Amir Bar-Lev explores tribalism in Penn State-centric 'Happy Valley'

Happy Valley

Music Box, $29.95

Amir Bar-Lev's latest documentary is ostensibly about the scandal that erupted at Penn State when assistant football coach Jerry Sandusky was accused of sexually abusing young boys. But as with Bar-Lev's earlier films "My Kid Could Paint That" and "The Tillman Story," this one is really about much more. "Happy Valley" uses the Sandusky story and what came after — including the downfall of respected coach Joe Paterno — to discuss the different ways tribalism affects how people process a major event.

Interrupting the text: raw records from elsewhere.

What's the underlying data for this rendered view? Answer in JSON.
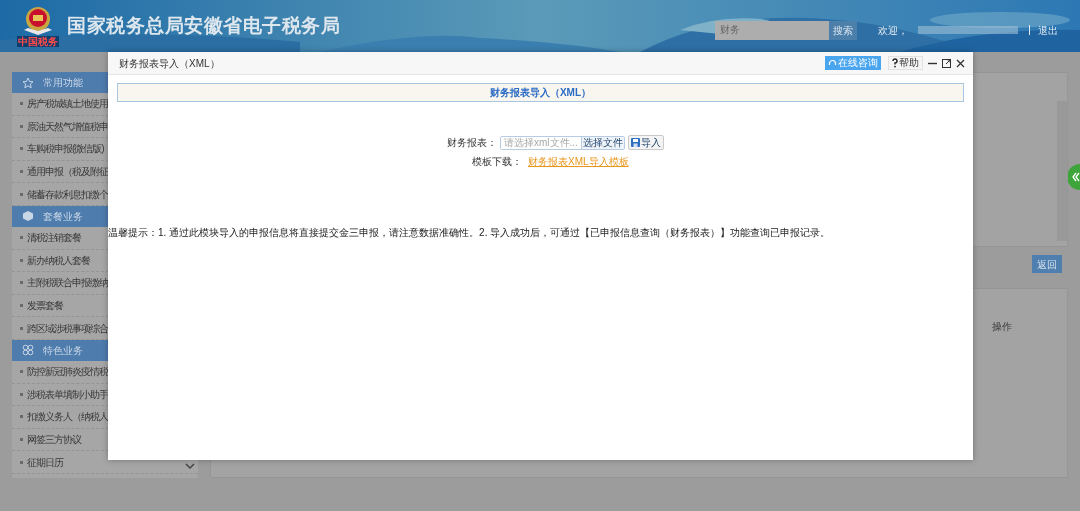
{
  "header": {
    "logo_text": "中国税务",
    "title": "国家税务总局安徽省电子税务局",
    "search": {
      "value": "财务",
      "button": "搜索"
    },
    "welcome": "欢迎，",
    "logout": "退出"
  },
  "sidebar": {
    "sections": [
      {
        "title": "常用功能",
        "items": [
          "房产税城镇土地使用",
          "原油天然气增值税申",
          "车购税申报(微信版)",
          "通用申报（税及附征",
          "储蓄存款利息扣缴个"
        ]
      },
      {
        "title": "套餐业务",
        "items": [
          "清税注销套餐",
          "新办纳税人套餐",
          "主附税联合申报缴纳",
          "发票套餐",
          "跨区域涉税事项综合"
        ]
      },
      {
        "title": "特色业务",
        "items": [
          "防控新冠肺炎疫情税",
          "涉税表单填制小助手",
          "扣缴义务人（纳税人",
          "网签三方协议",
          "征期日历"
        ]
      }
    ]
  },
  "background_panel": {
    "return_button": "返回",
    "column_header": "操作"
  },
  "dialog": {
    "title": "财务报表导入（XML）",
    "consult_button": "在线咨询",
    "help_button": "帮助",
    "heading": "财务报表导入（XML）",
    "file_label": "财务报表：",
    "file_placeholder": "请选择xml文件...",
    "choose_button": "选择文件",
    "import_button": "导入",
    "template_label": "模板下载：",
    "template_link": "财务报表XML导入模板",
    "tip": "温馨提示：1. 通过此模块导入的申报信息将直接提交金三申报，请注意数据准确性。2. 导入成功后，可通过【已申报信息查询（财务报表）】功能查询已申报记录。"
  }
}
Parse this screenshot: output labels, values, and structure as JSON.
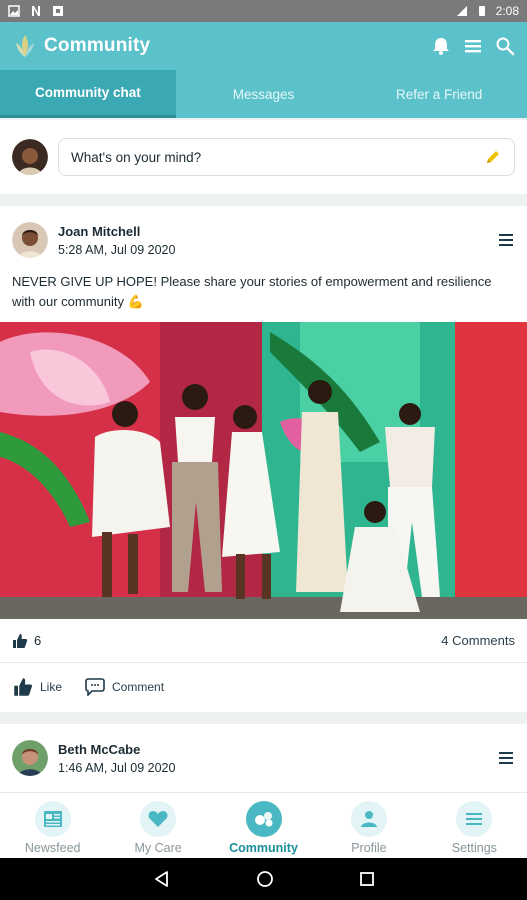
{
  "status_bar": {
    "time": "2:08"
  },
  "app_bar": {
    "title": "Community"
  },
  "tabs": [
    {
      "label": "Community chat",
      "active": true
    },
    {
      "label": "Messages",
      "active": false
    },
    {
      "label": "Refer a Friend",
      "active": false
    }
  ],
  "composer": {
    "placeholder": "What's on your mind?"
  },
  "posts": [
    {
      "author": "Joan Mitchell",
      "time": "5:28 AM, Jul 09 2020",
      "text": "NEVER GIVE UP HOPE! Please share your stories of empowerment and resilience with our community 💪",
      "likes": "6",
      "comments": "4 Comments",
      "like_label": "Like",
      "comment_label": "Comment"
    },
    {
      "author": "Beth McCabe",
      "time": "1:46 AM, Jul 09 2020"
    }
  ],
  "bottom_nav": [
    {
      "label": "Newsfeed",
      "icon": "newspaper-icon"
    },
    {
      "label": "My Care",
      "icon": "heart-icon"
    },
    {
      "label": "Community",
      "icon": "community-icon",
      "active": true
    },
    {
      "label": "Profile",
      "icon": "person-icon"
    },
    {
      "label": "Settings",
      "icon": "menu-icon"
    }
  ],
  "colors": {
    "primary": "#5bc2cb",
    "active_tab": "#3aa9b3",
    "accent_icon": "#f2c200"
  }
}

As Penn State fans circle the wagons and come up with excuses for appalling behavior from their idols, Bar-Lev considers how it's human nature to pick sides and to turn a complicated situation into something with one-dimensional heroes and villains.

Listen Up Philip

Cinedigm/Tribeca, $19.97

Jason Schwartzman defines "lovably awful" in Alex Ross Perry's corrosive comedy, playing a misanthropic young author who's rude to everyone — because that's what he thinks literary geniuses are supposed to do. The movie works not just because Schwartzman's so funny as a raging jerk but also because Perry makes daring structural and visual choices. He divides the narrative among Philip, his ex-girlfriend (played by Elisabeth Moss) and his surly mentor (Jonathan Pryce), letting each be the center of the story for long stretches. Ross also gives "Listen Up Philip" the weathered, sun-dappled look of a late-1960s counterculture picture. The movie has the feels of both a keenly observed novel and a lovely art film. The DVD adds a commentary track, deleted scenes, and a featurette.


Cinedigm/Drafthouse, $24.99; Blu-ray, $29.93

Japanese cult filmmaker Hitoshi Matsumoto has made one of his strangest and most poignant movies yet in this semi-erotic comedy about a morose shop clerk who signs a contract with a company that sends out dominatrixes to humiliate him. When the women start threatening his job and family, the hero is alarmed to find that he can't cancel the service; he then ends up caught in the middle of a long-standing war between government agents and an army of sadists. "R100" is part slapstick, part pulp and part avant-garde; ultimately, it's a meta-comment on how some people have eclectic tastes in "entertainment."

The Red Road: The Complete First Season

Anchor Bay, $19.98

Though SundanceTV has yet to establish itself as a major player in the original cable drama market, both of its efforts have been strong: first "Rectify" and now "The Red Road." The latter's first-season DVD set contains three featurettes and six hour-long episodes, which follow a small town sheriff (played by Martin Henderson) and a bruiser (Jason Momoa) from a nearby Native American tribe as they try to get the bottom of an awful crime. Like "True Detective," "The Bridge," "Justified" and other recent cable cop shows, "The Red Road" uses a criminal investigation as a way to explore social structures and regional quirks in sophisticated and exciting ways.


The Liberator

Cohen, $24.98; Blu-ray, $34.98

Available on VOD on Tuesday

Life of Riley

Kino Lorber, $24.95; Blu-ray, $29.95

Low Down

Oscilloscope, $34.99

Night at the Museum: Secret of the Tomb

20th Century Fox, $29.98; Blu-ray, $36.99


Magnolia, $26.98; Blu-ray, $29.98

Remote Area Medical

Cinedigm, $29.95

Copyright © 2016, Los Angeles Times